Monday, March 23, 2015

`A Statement in Words About a Human Experience'

I have a soft spot for songs and poems that tell a story, which is one of the reasons I like good country music. Much recent fiction has given up on storytelling and replaced it with workshop posturing and linguistic filigree. On Saturday I tried reading a story by a much-touted young-ish American writer, and couldn’t work up the gumption to finish a mere twelve pages. There was no story or character, little thought or emotion, and no incentive to keep reading. The same goes for this guy’s recently published, blurb-crusted collection of essays. It’s reassuring to know that some poets, following Homer’s lead, have picked up the narrative impulse (Yezzi and Mehigan come to mind). By story I don’t necessarily mean a heavily plotted web of events. A story can be elliptical and still carry narrative heft, more Chekhov than Dickens. I’m reminded of Yvor Winters’ definition of a poem as “a statement in words about a human experience.” Here is “I.M.E.M.,” the second-to-last poem in The Darkness and the Light (2001), Anthony Hecht’s final collection: 

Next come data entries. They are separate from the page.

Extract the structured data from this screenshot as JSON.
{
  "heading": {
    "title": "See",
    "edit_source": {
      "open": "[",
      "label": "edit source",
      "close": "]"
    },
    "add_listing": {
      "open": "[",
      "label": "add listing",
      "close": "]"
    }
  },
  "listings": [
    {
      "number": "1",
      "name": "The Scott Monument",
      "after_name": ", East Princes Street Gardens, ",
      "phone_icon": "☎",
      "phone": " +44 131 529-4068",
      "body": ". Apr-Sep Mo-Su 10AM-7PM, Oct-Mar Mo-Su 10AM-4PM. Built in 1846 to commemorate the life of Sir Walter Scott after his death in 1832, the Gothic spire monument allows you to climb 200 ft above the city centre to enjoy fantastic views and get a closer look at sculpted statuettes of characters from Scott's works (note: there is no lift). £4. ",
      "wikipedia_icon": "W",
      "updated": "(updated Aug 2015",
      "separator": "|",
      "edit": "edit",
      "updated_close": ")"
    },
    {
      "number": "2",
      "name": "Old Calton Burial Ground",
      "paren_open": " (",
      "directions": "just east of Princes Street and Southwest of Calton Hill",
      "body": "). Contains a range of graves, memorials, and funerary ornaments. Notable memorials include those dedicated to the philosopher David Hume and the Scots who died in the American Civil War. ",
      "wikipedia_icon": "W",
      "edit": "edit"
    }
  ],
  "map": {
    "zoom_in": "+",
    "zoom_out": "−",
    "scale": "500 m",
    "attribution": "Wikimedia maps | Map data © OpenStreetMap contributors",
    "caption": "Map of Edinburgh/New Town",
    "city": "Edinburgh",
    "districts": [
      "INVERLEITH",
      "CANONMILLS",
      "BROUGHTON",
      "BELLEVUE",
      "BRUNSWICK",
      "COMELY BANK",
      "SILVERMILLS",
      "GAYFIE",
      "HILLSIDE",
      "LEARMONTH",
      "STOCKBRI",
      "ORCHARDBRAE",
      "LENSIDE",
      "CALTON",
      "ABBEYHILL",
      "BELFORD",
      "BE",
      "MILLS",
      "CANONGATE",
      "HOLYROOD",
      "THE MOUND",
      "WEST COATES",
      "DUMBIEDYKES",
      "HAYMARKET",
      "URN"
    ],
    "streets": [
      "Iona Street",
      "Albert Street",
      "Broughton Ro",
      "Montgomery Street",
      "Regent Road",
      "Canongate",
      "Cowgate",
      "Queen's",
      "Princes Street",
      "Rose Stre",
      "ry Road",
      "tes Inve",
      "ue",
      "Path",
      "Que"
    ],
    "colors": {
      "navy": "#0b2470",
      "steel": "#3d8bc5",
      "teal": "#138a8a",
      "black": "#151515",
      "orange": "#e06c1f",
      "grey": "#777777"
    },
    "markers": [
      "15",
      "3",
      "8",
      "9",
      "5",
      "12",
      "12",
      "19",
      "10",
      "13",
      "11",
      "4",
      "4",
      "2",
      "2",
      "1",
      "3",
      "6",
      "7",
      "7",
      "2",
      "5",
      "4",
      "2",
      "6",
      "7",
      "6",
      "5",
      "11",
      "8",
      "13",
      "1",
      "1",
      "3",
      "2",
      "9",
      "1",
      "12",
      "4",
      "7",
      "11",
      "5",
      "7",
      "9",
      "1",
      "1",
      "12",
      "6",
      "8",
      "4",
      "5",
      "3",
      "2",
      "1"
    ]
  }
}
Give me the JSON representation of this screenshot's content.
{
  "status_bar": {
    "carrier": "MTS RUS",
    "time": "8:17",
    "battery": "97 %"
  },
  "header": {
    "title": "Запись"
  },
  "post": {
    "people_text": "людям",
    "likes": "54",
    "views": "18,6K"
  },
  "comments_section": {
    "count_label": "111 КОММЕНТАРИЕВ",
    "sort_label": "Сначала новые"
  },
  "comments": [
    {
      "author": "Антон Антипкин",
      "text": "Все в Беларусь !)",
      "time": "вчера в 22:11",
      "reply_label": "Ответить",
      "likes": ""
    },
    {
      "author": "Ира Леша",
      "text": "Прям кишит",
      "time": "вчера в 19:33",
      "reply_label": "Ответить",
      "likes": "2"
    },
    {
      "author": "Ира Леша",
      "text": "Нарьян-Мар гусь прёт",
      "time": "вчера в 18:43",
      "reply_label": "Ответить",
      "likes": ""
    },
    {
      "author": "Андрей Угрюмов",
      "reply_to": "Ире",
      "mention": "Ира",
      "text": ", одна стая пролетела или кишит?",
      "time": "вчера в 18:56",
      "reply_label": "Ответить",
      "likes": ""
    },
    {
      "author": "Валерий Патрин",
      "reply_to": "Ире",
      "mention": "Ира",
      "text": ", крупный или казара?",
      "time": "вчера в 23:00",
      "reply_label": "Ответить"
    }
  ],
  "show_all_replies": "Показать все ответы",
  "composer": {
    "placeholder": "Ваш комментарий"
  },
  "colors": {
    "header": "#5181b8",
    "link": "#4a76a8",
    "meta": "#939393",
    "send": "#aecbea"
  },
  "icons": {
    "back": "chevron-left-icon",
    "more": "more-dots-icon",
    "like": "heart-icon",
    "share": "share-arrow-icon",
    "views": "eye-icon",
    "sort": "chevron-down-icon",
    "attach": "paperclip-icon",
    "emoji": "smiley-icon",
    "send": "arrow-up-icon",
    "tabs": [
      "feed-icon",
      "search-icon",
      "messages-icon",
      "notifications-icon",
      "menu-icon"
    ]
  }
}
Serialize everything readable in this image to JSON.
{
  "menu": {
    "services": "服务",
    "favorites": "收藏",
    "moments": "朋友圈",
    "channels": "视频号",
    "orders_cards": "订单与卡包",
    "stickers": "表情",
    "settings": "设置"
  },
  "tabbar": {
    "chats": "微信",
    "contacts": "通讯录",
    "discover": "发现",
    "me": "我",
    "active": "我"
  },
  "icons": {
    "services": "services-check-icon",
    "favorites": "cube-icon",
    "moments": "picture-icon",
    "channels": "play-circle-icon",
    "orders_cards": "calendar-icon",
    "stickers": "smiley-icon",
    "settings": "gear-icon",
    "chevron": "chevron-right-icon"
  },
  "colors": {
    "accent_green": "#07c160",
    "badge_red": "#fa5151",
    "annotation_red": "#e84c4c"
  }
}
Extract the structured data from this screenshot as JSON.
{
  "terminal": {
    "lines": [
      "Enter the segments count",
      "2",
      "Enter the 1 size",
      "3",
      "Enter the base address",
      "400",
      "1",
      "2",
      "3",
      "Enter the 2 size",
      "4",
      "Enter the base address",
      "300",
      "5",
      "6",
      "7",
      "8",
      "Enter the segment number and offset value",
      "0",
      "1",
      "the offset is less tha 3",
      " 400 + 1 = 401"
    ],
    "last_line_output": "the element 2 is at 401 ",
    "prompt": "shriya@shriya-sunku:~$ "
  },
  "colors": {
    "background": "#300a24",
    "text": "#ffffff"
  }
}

“To spare his brother from having to endure
Another agonizing bedside vigil
With sterile pads, syringes but no hope,
He settled all his accounts, distributed
Among a few friends his most valued books,
Weighed all in mind and heart and then performed
The final, generous, extraordinary act
Available to a solitary man,
Abandoning his translation of Boileau,
Dressing himself in a dark, well-pressed suit,
Turning the lights out, lying on his bed,
Having requested neighbors to wake him early
When, as intended, they would find him dead.”

It’s a technical marvel, of course, a grammatically flawless, eighty-seven-word sentence, but more than that.  It’s about mortality, dignity and self-reliance, a variation on a human experience all of us will face.

1 comment:

sunt_lacrimae_rerum said...

Thank you for publishing this wonderful reflection by Anthony Hecht. He always had an admirable ear and an exquisite style. His "narrative impulse" is brilliant throughout his career--even his earliest poems have the heft of both magnificence and "relatability"--even his comic poems have weight and his poems such as "The Book of Yolek" and "Sarabande on Attaining the Age of Seventy-Seven" have great elegance of diction and narrative heft.

He is in my top ten list of poets born in the 20th century. I typically do not like "top-ten" lists because they tend to reduce greatest to a popularity contest but when one has to choose what to reread, such a list can be an aide de memoire.

Thank you.